There's usually so much food left after a typical Chinese meal. "Waste-free" is definitely not the approach in this country. It's especially appalling in terms of tons of plastic being thrown away daily.
The most notable and very personal impression from this China journey was how this country set some new thresholds for us. If India had set our lowest thresholds (of tolerance towards dirt, lack of hygiene and basic elements of civilization), China was the opposite - it set “higher” thresholds. (1) Emei Shan has tested our toughness and set a totally new benchmark for it (even the 8-day Annapurna trek in Nepal we recently completed hasn’t come close). From then on “emei shans” is the measure we use for the toughness of a specific experience. (2) Train trips with a hard seat or with no seat have set our threshold for endurance/patience.
As to the general impressions, culture-wise we expected a lot of authentic stuff but there is less and less of it in China as the country is becoming increasingly similar to any developed nation.
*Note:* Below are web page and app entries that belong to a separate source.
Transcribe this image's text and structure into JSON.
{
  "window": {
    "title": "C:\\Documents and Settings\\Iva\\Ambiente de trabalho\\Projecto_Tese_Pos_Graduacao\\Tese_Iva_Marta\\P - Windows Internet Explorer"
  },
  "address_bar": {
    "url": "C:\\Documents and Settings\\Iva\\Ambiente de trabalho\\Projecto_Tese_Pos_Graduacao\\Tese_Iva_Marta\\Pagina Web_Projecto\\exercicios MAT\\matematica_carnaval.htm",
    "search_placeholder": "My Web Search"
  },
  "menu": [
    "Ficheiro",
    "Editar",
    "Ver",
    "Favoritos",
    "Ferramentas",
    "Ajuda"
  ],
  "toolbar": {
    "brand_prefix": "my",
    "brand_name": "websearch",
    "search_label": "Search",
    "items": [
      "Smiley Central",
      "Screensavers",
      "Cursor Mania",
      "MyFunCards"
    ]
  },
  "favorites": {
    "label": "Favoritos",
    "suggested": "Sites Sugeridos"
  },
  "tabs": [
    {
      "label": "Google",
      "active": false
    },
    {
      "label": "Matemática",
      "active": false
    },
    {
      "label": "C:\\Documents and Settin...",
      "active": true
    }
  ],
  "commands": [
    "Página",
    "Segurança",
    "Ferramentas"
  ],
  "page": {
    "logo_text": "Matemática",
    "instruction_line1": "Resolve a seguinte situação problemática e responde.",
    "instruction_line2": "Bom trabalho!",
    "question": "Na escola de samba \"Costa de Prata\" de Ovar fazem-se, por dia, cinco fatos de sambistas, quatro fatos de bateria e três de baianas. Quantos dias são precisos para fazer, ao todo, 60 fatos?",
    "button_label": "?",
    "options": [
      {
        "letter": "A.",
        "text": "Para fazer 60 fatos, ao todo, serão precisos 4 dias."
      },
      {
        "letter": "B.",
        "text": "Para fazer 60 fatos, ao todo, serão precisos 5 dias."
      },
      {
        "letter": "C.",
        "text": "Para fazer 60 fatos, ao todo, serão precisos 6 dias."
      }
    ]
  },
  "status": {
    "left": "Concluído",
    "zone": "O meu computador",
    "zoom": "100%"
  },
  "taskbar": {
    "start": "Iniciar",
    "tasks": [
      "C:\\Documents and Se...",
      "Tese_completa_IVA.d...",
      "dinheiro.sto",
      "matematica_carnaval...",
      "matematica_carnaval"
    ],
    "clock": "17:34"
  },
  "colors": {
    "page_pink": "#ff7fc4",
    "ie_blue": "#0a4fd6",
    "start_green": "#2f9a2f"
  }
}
But we did see a lot of absolutely amazing scenic places so for the nature lovers it’s still a great destination. (Zhangjiajie is definitely the most amazing place we've seen in our whole life so far.) The people are quite nice (most of them quite helpful, except for some women at the transport ticket offices). One last note – every single foreigner we met on this trip had a firm resolution by that stage of their travel in China to learn Chinese… Apparently seeing all this prospect of future grandeur makes people worried, and in our very-very personal experience - quite rightly… If only the Chinese would use less plastic :-(…